This is a common concern among many. On May 12, 2009, Senator John Barrasso (R-WY) exposed what he called a “smoking gun” memo [PDF] from the White House to the EPA, warning that regulation of small emitters of carbon dioxide would have “serious economic consequences” for businesses and the overall economy.
The memo, which is an amalgamation of findings from various government agencies sent from the Office of Management and Budget to the EPA, has not been released by the EPA.
“The comments in that White House memo are nothing new,” according to Hines. “Those comments reflect the generally held views that the Clean Air Act is not equipped to regulate greenhouse gases. That’s been a big criticism from the outset,” says Robert L. “Buzz” Hines, San Francisco, CA, former cochair of the Section’s Environmental Litigation Committee.
“Senator Barrasso is pointing to the parade of horribles that could come from regulation of greenhouse gases under the Clean Air Act, but I don’t think that’s going to happen. While the proposed endangerment finding was widely expected and, in my mind, [was] the next logical step for EPA to take after Massachusetts v. EPA, I don’t think EPA rulemaking will be the ultimate greenhouse gas management scheme,” Hines says.
“Frankly, I think that the EPA proposals are meant to push Congress to come up with some comprehensive legislation, like that being proposed by Representatives Waxman and Markey in the House Energy and Commerce Committee,” Hines opines.
Affect on Litigation
As for the potential impact on litigation, “I think it's premature to predict that an endangerment finding will lead to a floodof litigation,” says Hines, “but I suppose that the finding does help legitimize some cases already filed, especially in the nuisance context, like the Kivalina v. ExxonMobil Corp. [PDF] lawsuit filed last year.” In Kivalina, an Alaskan fishing village seeks $400 million in damages related to global warming from several major energy companies.
“Greenhouse gas related claims could also be asserted by natural resource trustees in the context of natural resource damage claims,” adds Hines.
“Corporate America is very keen on insuring that there is transparency on what they are doing regarding climate change,” Hines points out. “There will be greater scrutiny associated with what businesses are doing and what they are reporting and disclosing to the public and to shareholders,” he says.
As a result, developments affecting regulation of greenhouse gas emission should be of interest even to the litigator who doesn’t practice environmental law.
Keywords: Massachusetts v. EPA, climate change, EPA, public health
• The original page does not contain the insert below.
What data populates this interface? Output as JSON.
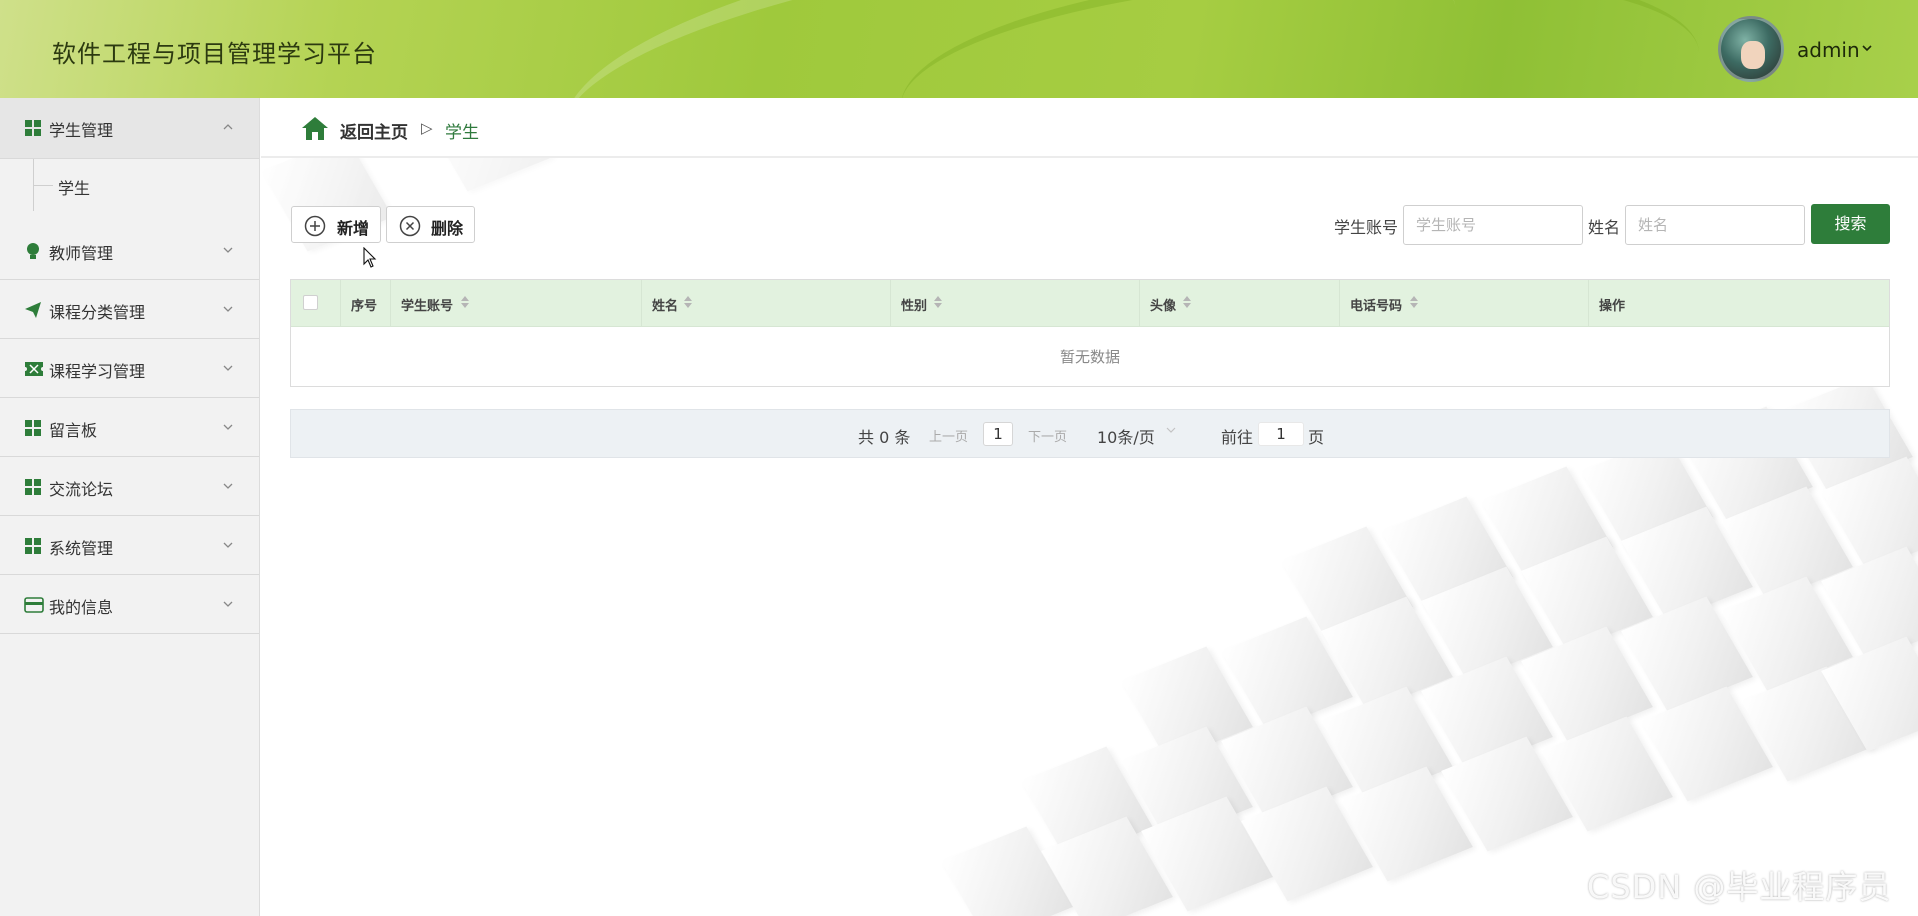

- June 4, 2009 – I think the reporting requirement should be for 1000 tons not 25000 tons; in fact 100 tons would be even better. Then we could start developing a real inventory and measuring reductions for real. The Clean Air Act is equipped if we want it to be. A unanimous Supreme Court thought so.